This is a great gesture by Rawlings to do this. The Negro Leagues grew out of a result of a horrible “gentleman’s agreement” that kept African-American players out of the Major Leagues for nearly 80 years. The players made the best of a horrible situation and they are finally getting the credit they deserve. My hat is off to Rawlings.
To keep up with the Negro League Baseball Museum, be sure to follow @NLBMPrez on Twitter.
Yesterday, Cole Hamels intentionally threw a pitch at Bryce Harper (video). While Bryce Harper was on base, he stole home, and Cole Hamels was bit by Jordan Zimmerman when he came up to the plate. Clearly, Hamels lost the battle, but more importantly, it was kept on the field and it was over and done with.
Today, Major League Baseball (MLB) announced that they would suspend Hamels for five games, basically one start. The length of the of the suspension is not the issue. The issue is the knee-jerk reaction of MLB to hand out suspensions for hitting their current “golden boy.” I’m not against Bryce Harper, in fact, I really hope he blossoms into a superstar and transcends the sport to attract new fans, but getting hit by a pitch, even intentionally, is part of the game.
Bryce Harper seemed to understand that when he trotted to first without a word to Hamels, or anyone else on the Phillies. Hamels seemed to understand it when he trotted to first after getting hit by a pitch. What will come of Zimmerman? Was he also in the wrong for hitting Hamels? It was just as intentional. Where should it end?
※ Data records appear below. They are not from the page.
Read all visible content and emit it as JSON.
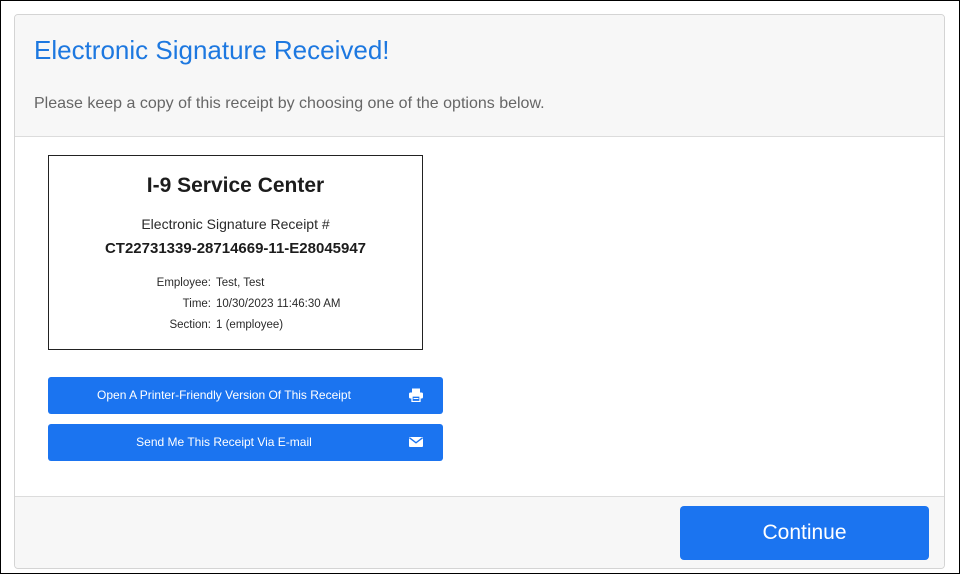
{
  "modal": {
    "title": "Electronic Signature Received!",
    "subtitle": "Please keep a copy of this receipt by choosing one of the options below."
  },
  "receipt": {
    "title": "I-9 Service Center",
    "label": "Electronic Signature Receipt #",
    "number": "CT22731339-28714669-11-E28045947",
    "details": [
      {
        "key": "Employee:",
        "value": "Test, Test"
      },
      {
        "key": "Time:",
        "value": "10/30/2023 11:46:30 AM"
      },
      {
        "key": "Section:",
        "value": "1 (employee)"
      }
    ]
  },
  "actions": {
    "print_label": "Open A Printer-Friendly Version Of This Receipt",
    "print_icon": "printer-icon",
    "email_label": "Send Me This Receipt Via E-mail",
    "email_icon": "envelope-icon"
  },
  "footer": {
    "continue_label": "Continue"
  },
  "colors": {
    "accent": "#1b74f0",
    "title": "#1d78e0",
    "header_bg": "#f7f7f7"
  }
}
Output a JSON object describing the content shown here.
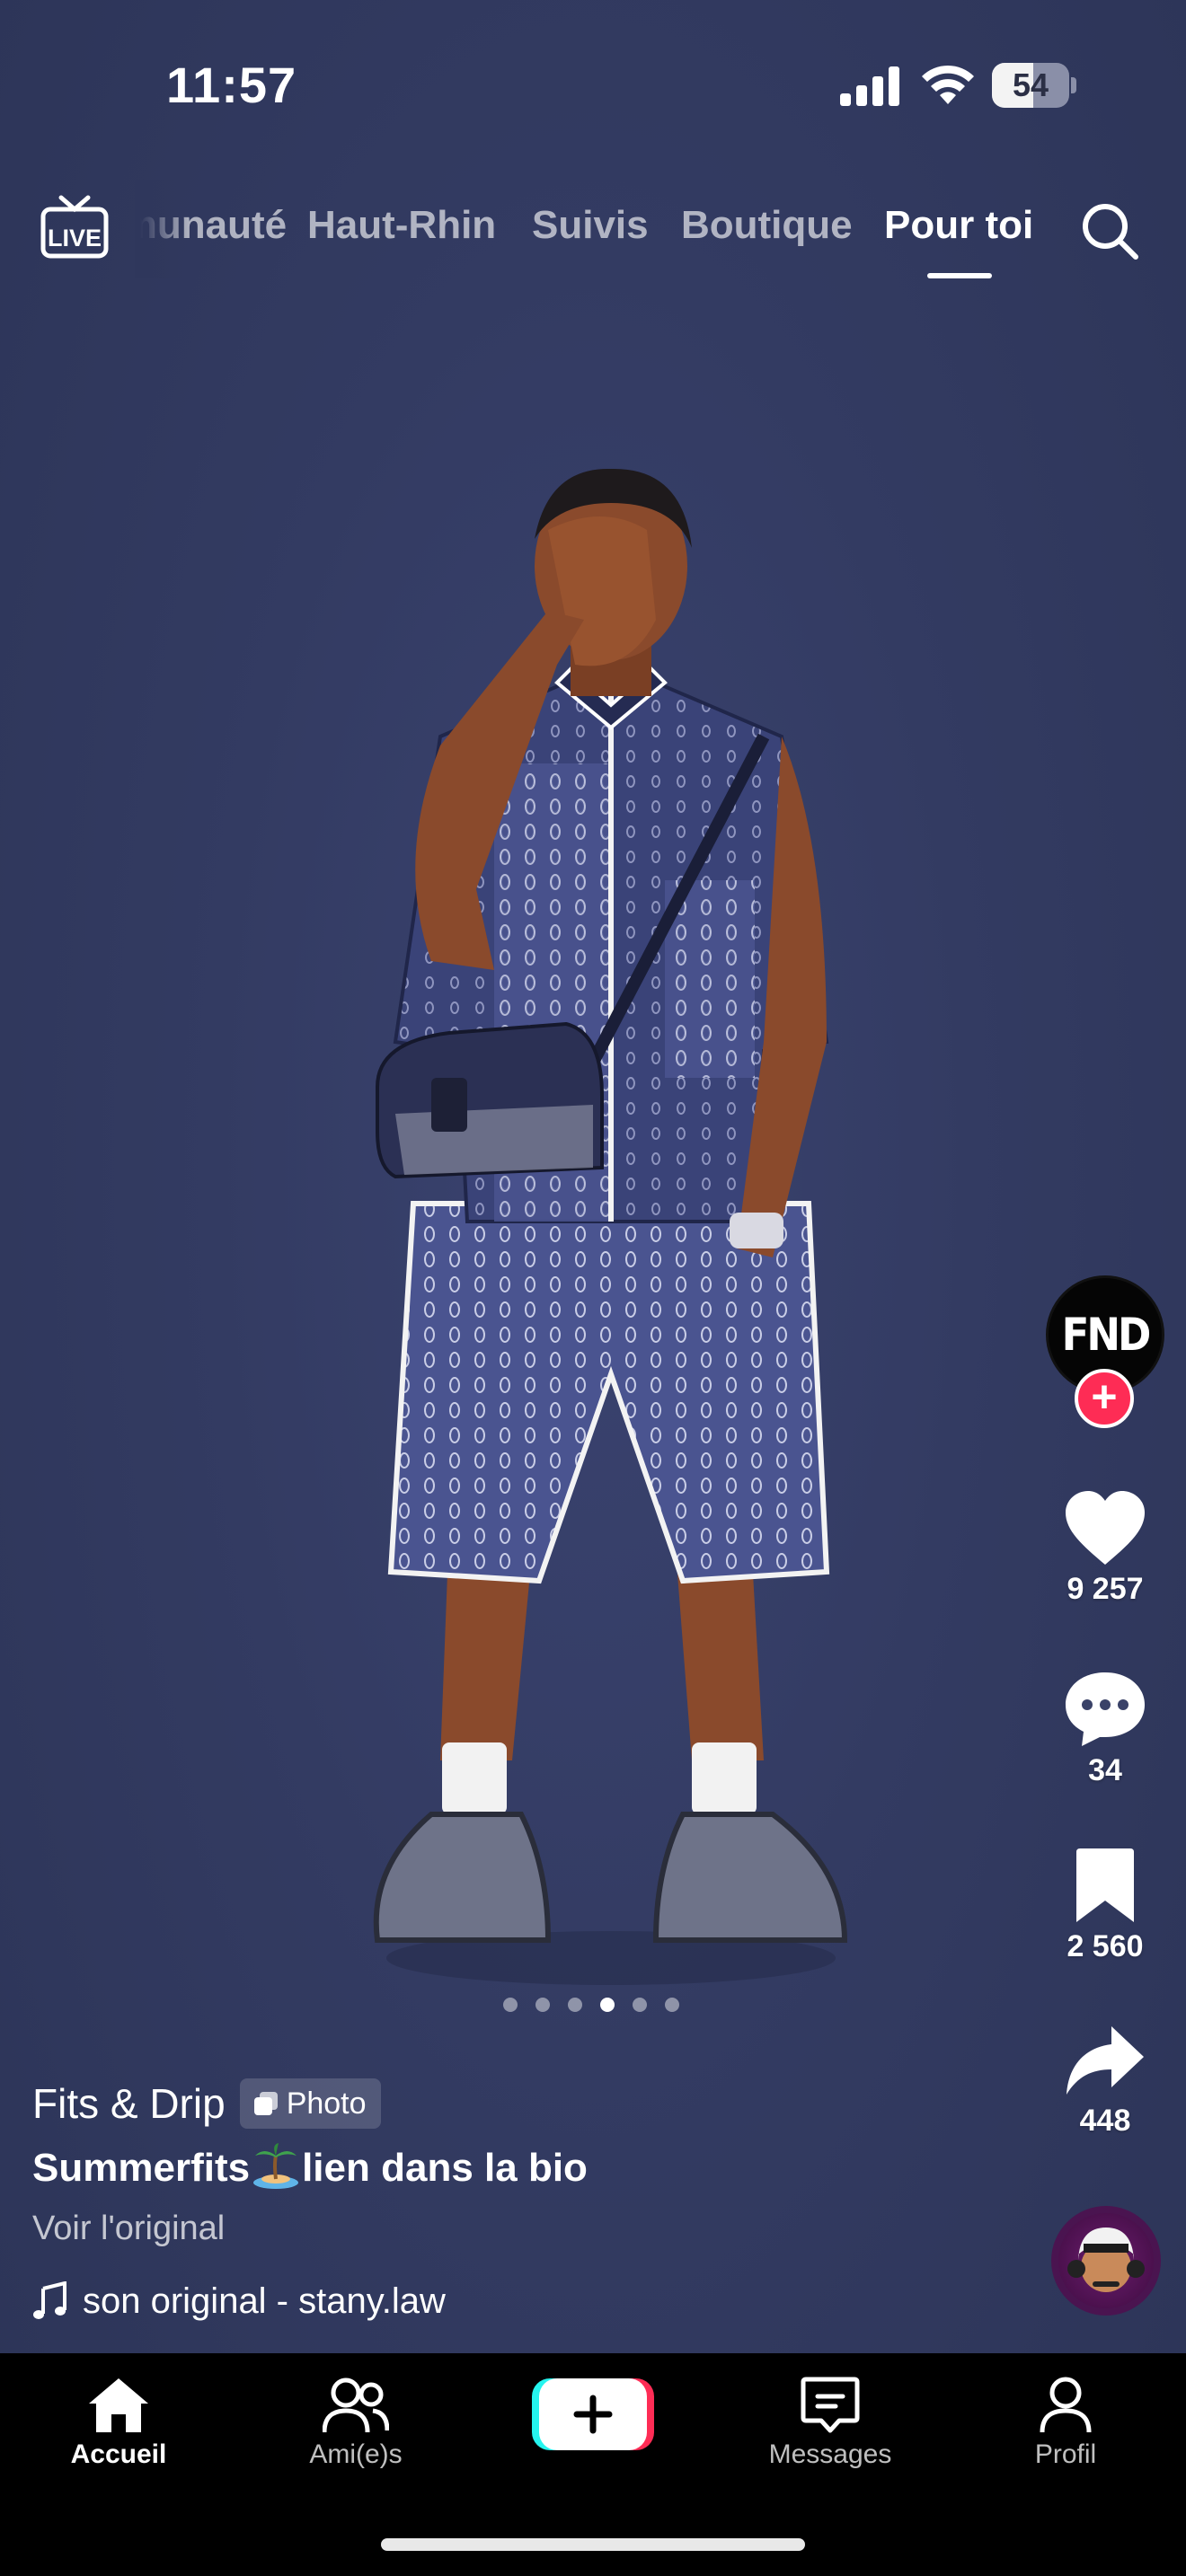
{
  "status_bar": {
    "time": "11:57",
    "battery_percent": "54",
    "battery_level": 0.54
  },
  "top_nav": {
    "live_label": "LIVE",
    "tabs": [
      {
        "label": "Communauté",
        "active": false
      },
      {
        "label": "Haut-Rhin",
        "active": false
      },
      {
        "label": "Suivis",
        "active": false
      },
      {
        "label": "Boutique",
        "active": false
      },
      {
        "label": "Pour toi",
        "active": true
      }
    ]
  },
  "post": {
    "pager": {
      "count": 6,
      "current_index": 3
    },
    "creator_avatar_text": "FND",
    "likes": "9 257",
    "comments": "34",
    "saves": "2 560",
    "shares": "448"
  },
  "caption": {
    "author": "Fits & Drip",
    "badge": "Photo",
    "text_before": "Summerfits",
    "text_after": "lien dans la bio",
    "see_original": "Voir l'original",
    "sound": "son original - stany.law"
  },
  "bottom_bar": {
    "items": [
      {
        "label": "Accueil",
        "icon": "home-icon",
        "active": true
      },
      {
        "label": "Ami(e)s",
        "icon": "friends-icon",
        "active": false
      },
      {
        "label": "",
        "icon": "plus-icon",
        "active": false
      },
      {
        "label": "Messages",
        "icon": "inbox-icon",
        "active": false
      },
      {
        "label": "Profil",
        "icon": "profile-icon",
        "active": false
      }
    ]
  },
  "colors": {
    "background": "#323a5e",
    "accent_red": "#fe2c55",
    "accent_cyan": "#25f4ee"
  }
}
I have written many times about this subject in the short history of this blog, and I concede that I will probably have to write about it many more times. Pretty soon, pitchers are going to get so hamstrung that they will throw everything down the middle for fear of a suspension or hitting a batter. It’s ridiculous. I do not applaud Cole Hamels for hitting Harper intentionally, but I do applaud his honesty.
As the world knows by now, Mariano (Mo) Rivera tore his ACL during batting practice and will be out for the remainder of the 2012 season. Before the season, Rivera announced that this season would be his last. However, with the injury, he announced that he would return in 2013 to complete his remarkable Major League career.
Any way you look at it, Rivera is the greatest closer of all-time. He is the all-time leader in career Saves He is a first-ballot Hall-of-Famer and could pave the way for pitchers like Lee Smith to take his rightful place in Cooperstown. His career ERA for the regular season is an astonishing 2.21. It’s even more impressive when you consider that Rivera pitched his entire career in the American League, and he pitched most o his career in the heart of the steroids era.
When you look at his numbers in the postseason, it is even more astonishing. He was outright unhittable. His career postseason ERA was a minuscule 0.70. In 141 innings in the postseason, he gave up only 11 runs and just 2 home runs. It was almost a sure bet that the game was over when Mo entered the game. As sure of a bet as there ever has been, anyway. He also won five World Series rings.
It is fitting that Rivera will end his career on the mound, instead of in batting practice. I applaud the decision to come back in 2013. I have never been a fan of the Yankees (especially after they beat my beloved Braves in 1996 and 1998), but it is almost impossible to not have respect for a guy like Rivera, who represents everything that is right with the game. Hopefully, he can come back in 2013 and dominate hitters just like he always has.